ISO 9

1.0×109

2.37×108

1.02×108

35,200,000

8,320,000

293,000

Room air

(µm denotes micron particle size)

ISO 14644-1 classifies a cleanroom based on the size and number of airborne particles per cubic meter of air (see chart above).

Prior to the implementation of ISO 14644-1, US Federal Standard 209E set the industry guidelines for cleanroom classification, and denoted the number of particles 0.5µm or larger per cubic foot of air. For instance, under FED-STD-209E, a "class 1000 cleanroom" would indicate 1,000 particles 0.5 µm or smaller in each cubic foot of air. FED-STD-209E was officially cancelled on November 29th, 2001, though both standards are still widely used.

 
controlled environment vs cleanroom - Do I need a cleanroom?

Save Costs with a Controlled Environment

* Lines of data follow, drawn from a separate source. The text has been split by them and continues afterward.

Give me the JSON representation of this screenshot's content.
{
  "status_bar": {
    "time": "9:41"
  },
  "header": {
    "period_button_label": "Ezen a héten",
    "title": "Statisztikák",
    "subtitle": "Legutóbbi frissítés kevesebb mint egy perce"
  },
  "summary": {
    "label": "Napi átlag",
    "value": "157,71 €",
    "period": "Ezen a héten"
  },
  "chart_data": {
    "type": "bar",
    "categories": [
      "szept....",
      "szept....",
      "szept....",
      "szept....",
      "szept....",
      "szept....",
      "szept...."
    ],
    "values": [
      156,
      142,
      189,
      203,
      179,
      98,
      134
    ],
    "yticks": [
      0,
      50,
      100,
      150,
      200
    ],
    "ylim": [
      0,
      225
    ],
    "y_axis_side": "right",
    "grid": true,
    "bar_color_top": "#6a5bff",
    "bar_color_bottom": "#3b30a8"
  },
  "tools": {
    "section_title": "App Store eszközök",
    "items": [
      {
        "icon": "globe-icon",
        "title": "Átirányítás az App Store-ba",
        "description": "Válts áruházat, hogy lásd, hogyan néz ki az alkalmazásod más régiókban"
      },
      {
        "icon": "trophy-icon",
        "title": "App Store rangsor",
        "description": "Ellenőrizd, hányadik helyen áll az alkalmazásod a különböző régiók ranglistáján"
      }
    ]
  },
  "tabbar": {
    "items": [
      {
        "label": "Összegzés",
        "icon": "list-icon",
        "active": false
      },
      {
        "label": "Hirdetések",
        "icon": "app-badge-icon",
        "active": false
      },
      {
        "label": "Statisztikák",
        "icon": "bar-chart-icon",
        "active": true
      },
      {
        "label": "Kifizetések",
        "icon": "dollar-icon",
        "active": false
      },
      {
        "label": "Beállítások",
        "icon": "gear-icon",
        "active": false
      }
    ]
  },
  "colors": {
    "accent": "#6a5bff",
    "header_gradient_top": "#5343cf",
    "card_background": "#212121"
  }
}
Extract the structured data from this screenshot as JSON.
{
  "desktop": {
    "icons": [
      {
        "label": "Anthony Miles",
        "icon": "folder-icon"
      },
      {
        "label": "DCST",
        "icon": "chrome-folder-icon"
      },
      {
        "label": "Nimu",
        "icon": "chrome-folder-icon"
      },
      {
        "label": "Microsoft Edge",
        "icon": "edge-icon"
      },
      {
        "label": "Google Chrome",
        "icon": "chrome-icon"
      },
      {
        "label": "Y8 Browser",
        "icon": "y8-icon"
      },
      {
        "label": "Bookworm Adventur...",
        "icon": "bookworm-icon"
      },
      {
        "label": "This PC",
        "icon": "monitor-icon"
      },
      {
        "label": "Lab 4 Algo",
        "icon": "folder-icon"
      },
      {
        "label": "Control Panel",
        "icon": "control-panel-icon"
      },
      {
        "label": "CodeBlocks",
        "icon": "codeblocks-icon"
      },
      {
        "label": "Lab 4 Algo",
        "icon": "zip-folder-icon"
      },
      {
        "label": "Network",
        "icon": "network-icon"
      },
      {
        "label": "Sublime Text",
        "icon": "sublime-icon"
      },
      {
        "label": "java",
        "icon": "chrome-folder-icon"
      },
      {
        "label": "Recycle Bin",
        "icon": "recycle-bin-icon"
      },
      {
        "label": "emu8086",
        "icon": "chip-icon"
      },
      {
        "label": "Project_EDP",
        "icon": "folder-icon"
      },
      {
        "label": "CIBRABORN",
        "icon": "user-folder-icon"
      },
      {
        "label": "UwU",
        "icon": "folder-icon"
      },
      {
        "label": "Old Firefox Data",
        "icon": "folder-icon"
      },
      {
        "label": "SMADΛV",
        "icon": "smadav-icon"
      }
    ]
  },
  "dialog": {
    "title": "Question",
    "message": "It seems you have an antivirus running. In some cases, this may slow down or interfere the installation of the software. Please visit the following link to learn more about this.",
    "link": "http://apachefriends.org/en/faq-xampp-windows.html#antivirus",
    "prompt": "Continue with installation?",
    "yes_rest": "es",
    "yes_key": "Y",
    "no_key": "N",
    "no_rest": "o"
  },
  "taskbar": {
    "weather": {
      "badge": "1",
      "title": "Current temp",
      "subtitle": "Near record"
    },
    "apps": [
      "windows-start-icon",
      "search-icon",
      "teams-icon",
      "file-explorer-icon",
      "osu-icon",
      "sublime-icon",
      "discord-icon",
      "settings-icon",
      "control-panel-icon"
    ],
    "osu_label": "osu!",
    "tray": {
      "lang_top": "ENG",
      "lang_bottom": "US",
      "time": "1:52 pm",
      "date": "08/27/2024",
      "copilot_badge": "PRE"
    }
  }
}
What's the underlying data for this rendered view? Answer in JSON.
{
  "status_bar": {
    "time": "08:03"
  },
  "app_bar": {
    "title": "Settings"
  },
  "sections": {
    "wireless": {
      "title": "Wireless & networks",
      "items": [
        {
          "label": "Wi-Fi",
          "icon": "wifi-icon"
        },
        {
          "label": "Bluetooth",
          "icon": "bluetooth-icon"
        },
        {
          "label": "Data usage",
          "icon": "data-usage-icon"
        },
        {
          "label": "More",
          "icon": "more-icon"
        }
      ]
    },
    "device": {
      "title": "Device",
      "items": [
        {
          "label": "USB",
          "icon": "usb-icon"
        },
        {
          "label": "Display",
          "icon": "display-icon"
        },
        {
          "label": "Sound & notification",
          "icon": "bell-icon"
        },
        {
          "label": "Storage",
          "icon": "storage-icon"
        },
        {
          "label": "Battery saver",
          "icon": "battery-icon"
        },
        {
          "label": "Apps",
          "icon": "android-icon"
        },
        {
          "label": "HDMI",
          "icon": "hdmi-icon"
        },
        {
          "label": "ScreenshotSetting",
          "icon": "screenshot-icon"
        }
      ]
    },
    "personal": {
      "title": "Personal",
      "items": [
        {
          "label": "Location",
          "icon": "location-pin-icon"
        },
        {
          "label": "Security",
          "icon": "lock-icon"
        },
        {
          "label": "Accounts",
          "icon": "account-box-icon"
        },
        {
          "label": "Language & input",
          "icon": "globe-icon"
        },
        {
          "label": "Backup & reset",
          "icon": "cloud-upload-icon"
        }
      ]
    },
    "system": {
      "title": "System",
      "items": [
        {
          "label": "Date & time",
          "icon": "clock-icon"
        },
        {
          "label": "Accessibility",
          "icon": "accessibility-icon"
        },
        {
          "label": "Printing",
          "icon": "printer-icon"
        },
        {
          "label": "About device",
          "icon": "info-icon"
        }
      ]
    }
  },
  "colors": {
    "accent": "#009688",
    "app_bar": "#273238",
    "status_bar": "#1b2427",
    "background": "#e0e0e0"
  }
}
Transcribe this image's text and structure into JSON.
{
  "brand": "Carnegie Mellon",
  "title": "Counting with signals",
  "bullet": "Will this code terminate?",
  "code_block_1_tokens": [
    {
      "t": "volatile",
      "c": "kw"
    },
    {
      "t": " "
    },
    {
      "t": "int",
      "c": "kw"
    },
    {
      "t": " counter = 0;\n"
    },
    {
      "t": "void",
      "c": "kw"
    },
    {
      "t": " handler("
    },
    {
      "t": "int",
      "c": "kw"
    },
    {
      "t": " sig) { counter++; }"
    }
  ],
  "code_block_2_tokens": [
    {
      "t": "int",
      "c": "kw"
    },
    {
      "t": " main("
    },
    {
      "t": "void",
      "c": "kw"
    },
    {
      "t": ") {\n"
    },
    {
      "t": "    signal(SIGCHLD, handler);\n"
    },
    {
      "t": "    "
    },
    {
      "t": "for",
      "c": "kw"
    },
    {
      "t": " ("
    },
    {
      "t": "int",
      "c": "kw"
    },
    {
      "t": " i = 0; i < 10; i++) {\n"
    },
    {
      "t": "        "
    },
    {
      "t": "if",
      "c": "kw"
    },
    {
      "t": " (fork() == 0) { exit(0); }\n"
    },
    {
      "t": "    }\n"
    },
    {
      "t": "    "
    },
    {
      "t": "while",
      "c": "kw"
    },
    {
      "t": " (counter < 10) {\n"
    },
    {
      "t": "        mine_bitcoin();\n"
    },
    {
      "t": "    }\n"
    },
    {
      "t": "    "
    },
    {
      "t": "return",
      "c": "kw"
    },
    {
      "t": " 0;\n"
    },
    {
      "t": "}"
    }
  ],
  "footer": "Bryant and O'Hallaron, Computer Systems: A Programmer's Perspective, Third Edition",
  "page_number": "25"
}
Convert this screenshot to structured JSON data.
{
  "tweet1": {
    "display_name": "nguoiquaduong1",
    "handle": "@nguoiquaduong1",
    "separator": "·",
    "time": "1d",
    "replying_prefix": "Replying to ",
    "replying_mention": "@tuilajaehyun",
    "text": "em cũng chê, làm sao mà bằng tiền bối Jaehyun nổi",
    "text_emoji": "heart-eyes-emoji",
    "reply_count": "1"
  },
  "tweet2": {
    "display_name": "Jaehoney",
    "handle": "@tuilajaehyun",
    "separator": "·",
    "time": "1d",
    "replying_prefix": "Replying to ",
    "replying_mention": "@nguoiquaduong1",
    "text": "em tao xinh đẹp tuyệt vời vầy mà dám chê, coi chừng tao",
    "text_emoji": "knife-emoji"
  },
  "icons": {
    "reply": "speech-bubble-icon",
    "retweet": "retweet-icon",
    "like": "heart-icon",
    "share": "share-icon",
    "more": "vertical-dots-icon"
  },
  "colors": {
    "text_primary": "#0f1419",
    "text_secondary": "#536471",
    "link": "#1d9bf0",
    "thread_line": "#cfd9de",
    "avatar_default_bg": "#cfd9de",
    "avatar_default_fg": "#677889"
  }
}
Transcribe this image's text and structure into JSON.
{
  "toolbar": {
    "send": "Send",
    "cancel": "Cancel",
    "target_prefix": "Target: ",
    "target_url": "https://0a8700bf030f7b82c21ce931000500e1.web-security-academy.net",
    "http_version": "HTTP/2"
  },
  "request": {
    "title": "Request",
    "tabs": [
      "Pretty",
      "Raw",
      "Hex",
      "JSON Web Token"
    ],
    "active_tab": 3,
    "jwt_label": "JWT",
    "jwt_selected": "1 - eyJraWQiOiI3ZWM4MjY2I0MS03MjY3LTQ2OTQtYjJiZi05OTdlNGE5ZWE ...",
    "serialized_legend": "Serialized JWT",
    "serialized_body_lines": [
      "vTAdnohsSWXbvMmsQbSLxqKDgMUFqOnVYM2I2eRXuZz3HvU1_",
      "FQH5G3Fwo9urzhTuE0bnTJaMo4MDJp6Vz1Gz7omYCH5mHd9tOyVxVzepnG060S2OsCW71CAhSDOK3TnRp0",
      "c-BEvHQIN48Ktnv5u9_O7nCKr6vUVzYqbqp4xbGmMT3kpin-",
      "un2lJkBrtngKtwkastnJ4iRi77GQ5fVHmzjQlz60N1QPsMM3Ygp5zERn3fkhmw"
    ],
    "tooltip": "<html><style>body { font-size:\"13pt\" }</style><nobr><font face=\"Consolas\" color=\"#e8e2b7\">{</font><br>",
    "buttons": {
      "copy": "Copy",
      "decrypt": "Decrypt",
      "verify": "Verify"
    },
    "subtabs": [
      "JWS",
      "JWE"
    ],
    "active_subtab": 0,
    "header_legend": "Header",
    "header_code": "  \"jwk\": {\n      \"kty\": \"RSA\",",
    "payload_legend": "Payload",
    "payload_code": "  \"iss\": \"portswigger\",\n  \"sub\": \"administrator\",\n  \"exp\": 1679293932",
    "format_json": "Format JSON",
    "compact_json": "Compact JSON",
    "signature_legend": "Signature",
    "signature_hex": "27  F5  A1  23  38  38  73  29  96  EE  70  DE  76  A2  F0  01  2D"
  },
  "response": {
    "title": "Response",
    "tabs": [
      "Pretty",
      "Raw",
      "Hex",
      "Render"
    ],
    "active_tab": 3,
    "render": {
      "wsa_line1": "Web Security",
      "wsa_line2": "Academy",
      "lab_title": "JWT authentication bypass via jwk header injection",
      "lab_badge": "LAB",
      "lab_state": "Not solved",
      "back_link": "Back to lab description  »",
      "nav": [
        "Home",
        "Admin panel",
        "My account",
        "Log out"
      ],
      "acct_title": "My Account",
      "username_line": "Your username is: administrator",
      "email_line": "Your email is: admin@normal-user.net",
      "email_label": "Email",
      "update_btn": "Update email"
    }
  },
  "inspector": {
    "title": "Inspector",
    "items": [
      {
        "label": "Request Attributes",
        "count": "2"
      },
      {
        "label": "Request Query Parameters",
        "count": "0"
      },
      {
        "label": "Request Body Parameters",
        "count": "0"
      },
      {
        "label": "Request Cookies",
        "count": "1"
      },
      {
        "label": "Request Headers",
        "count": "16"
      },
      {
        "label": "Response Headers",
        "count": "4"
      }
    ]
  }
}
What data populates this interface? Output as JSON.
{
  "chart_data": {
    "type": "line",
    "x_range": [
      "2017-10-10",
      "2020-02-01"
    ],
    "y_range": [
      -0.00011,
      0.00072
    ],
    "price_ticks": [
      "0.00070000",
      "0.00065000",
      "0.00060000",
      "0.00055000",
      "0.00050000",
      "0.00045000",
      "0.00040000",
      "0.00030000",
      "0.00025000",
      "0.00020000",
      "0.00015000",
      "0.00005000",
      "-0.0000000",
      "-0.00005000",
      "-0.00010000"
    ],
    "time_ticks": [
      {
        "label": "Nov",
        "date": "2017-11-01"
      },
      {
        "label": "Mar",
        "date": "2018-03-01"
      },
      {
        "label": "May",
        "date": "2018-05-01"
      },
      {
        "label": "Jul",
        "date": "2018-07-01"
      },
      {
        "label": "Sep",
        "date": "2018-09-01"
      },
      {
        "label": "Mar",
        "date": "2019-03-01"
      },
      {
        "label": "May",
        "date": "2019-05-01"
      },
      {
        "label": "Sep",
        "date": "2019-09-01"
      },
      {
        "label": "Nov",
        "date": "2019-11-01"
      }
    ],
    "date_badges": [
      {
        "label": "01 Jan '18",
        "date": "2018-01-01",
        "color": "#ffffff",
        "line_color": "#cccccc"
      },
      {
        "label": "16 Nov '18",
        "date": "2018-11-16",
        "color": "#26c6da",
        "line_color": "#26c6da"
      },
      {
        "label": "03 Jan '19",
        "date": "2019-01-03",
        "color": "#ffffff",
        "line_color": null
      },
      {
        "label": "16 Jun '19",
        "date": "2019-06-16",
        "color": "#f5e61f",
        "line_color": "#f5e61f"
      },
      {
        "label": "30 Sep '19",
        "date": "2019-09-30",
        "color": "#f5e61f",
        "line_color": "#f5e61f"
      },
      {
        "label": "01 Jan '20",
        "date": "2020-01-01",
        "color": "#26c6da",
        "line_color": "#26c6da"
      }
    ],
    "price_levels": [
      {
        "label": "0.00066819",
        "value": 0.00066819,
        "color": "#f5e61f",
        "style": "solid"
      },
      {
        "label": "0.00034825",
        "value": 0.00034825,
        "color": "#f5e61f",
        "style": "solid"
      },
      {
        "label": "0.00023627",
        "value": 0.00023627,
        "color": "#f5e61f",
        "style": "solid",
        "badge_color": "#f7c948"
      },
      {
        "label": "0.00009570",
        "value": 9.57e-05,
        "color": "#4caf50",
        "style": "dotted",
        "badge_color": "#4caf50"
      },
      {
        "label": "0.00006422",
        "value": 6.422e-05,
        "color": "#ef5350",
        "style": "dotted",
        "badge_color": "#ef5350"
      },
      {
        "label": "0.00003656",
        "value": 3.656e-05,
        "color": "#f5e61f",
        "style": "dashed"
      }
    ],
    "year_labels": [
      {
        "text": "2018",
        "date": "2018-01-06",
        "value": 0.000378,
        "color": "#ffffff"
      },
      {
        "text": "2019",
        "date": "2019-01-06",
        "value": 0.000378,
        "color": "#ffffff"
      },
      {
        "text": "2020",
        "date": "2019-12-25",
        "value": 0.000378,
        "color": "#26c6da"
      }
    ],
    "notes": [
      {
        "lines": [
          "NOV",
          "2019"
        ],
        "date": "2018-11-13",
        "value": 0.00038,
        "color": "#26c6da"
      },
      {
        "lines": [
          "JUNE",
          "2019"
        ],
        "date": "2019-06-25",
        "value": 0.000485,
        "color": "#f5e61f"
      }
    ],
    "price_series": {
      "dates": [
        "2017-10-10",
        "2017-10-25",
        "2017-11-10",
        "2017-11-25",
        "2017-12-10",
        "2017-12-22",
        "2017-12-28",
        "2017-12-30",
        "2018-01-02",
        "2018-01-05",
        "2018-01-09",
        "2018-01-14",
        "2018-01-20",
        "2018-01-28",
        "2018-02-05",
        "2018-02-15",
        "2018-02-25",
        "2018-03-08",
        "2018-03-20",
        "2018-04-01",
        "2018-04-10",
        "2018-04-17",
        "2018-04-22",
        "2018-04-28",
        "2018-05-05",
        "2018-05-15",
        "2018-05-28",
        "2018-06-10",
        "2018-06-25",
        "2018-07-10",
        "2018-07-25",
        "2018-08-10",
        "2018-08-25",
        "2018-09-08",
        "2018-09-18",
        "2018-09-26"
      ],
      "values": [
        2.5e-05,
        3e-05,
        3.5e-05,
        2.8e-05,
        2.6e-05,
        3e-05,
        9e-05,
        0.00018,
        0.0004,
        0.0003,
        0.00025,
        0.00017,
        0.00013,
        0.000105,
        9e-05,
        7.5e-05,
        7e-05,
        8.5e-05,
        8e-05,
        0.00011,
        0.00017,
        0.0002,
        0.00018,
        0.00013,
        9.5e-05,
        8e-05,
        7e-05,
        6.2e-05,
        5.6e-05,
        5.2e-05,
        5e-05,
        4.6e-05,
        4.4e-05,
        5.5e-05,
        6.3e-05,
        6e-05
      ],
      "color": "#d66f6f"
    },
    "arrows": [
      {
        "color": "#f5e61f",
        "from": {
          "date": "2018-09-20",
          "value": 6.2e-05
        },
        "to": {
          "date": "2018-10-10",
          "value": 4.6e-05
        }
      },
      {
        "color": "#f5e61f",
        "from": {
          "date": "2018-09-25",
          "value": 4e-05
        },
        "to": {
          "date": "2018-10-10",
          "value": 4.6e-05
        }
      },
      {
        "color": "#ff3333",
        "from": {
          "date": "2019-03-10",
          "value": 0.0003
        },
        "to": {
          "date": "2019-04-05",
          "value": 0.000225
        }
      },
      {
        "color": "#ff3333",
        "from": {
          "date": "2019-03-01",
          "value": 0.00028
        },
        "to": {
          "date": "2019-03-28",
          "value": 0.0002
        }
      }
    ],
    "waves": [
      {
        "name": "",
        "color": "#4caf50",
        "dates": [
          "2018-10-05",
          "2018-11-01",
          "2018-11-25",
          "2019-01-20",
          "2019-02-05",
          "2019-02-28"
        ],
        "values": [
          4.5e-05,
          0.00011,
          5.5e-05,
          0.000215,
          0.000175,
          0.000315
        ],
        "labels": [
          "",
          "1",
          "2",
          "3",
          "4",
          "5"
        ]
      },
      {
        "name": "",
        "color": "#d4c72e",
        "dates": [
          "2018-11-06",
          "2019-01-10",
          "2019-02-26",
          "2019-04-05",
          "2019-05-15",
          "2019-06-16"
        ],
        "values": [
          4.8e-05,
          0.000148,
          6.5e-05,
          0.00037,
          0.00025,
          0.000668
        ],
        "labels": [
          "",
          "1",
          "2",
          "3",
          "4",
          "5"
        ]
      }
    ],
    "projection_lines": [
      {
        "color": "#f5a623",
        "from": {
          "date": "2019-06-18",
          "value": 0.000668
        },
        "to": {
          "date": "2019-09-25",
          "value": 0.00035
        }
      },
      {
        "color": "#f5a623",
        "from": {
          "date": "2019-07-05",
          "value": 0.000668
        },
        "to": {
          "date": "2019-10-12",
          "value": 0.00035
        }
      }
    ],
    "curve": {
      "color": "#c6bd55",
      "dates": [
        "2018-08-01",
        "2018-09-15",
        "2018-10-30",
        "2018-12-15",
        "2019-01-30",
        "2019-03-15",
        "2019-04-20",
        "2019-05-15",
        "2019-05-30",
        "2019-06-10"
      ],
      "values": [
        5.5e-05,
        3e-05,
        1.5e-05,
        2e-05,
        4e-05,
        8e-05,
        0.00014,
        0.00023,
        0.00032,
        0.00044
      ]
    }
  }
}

One of the reasons for the development of the ISO standards was to accommodate an environment called “ISO Class 9” which was never a cleanroom classification before. This classification translates roughly into what the pharmaceutical industry calls a “controlled and classified area.”

 

By controlled and classified, this means that it is controlled to a particle level (via HEPA air filtration), its controlled to the temperature and humidity that has been specified, but it’s not classified in terms of the particle count. A “controlled and classified area” is pressurized, it features temperature control and the air is filtered. It is just not specified in terms of the amount of and size of particles within a given volume of air.

In many cases, this type of environment is all that a client needs in terms of a “cleanroom”. If a company is not careful, they can end up building a cleanroom far beyond their actual requirements and there are dramatic costs involved with doing that.

clean room environment - PortaFab
 
Cleanroom considerations - things to consider when building a cleanroom - what to add to a cleanroom

Cleanroom Considerations - Additional Reading

Do you want to know about the additional types of cleanrooms, or the various components that can be added to ensure that your processes, products, and technicians are ISO compliant? Listed below are several different links you can follow to learn more about the additional products and systems that PortaFab can offer for your cleanroom build.

Negative Pressure Airborne Infection Isolation Rooms - Negative Pressure Cleanrooms

Negative-Pressure Airborne Infection Isolation Rooms

Is controlling the air pressure of your cleanroom important? Do your operations require that outside air does not enter the cleanroom, or that any volatile chemicals or microorganisms not leave the cleanroom? Read more about controlling the air pressure of your cleanroom here - Negative-Pressure Airborne Infection Isolation Rooms.

 

Modular Cleanrooms - Modular Cleanroom Applications - Modular Cleanroom Solutions

PortaFab’s Modular Clean Rooms

Modular Cleanrooms provide an excellent alternative to traditional construction methods. They are simple to install, require no cutting, create no debris, and can be relocated with ease giving your operations a degree of versatility that a permanent-non moveable construction would not be able to offer. Follow this link to learn more about PortaFab’s Modular Clean Rooms.

 

Cleanroom Components - Things to add to a cleanroom - What components does a cleanroom require?

Clean Room Components

Cleanroom Operations often consist of several different components working simultaneously to ensure that processes or products are protected. If your cleanroom requires additional components, PortaFab has several different solutions that you can use to enhance your build - Clean Room Components.

 

How to construct a cleanroom - What is required to make a cleanroom - Cleanroom Construction Tips

Cleanroom Construction Expertise

For over 30 years, PortaFab has been helping organizations with all of their clean room and environmental control needs. Our staff of design consultants work with architects and general contractors to deliver functional and cost-effective solutions, resulting in a smooth and quick cleanroom construction process. Read more here - Cleanroom Construction Expertise.

 

Cleanroom Information - Cleanroom Articles - Cleanroom Frequently Asked Questions

PortaFab’s Cleanroom Learning Center

Do you have more questions regarding cleanrooms or controlled environments? PortaFab’s Cleanroom Learning Center has several resources that can help answer your questions.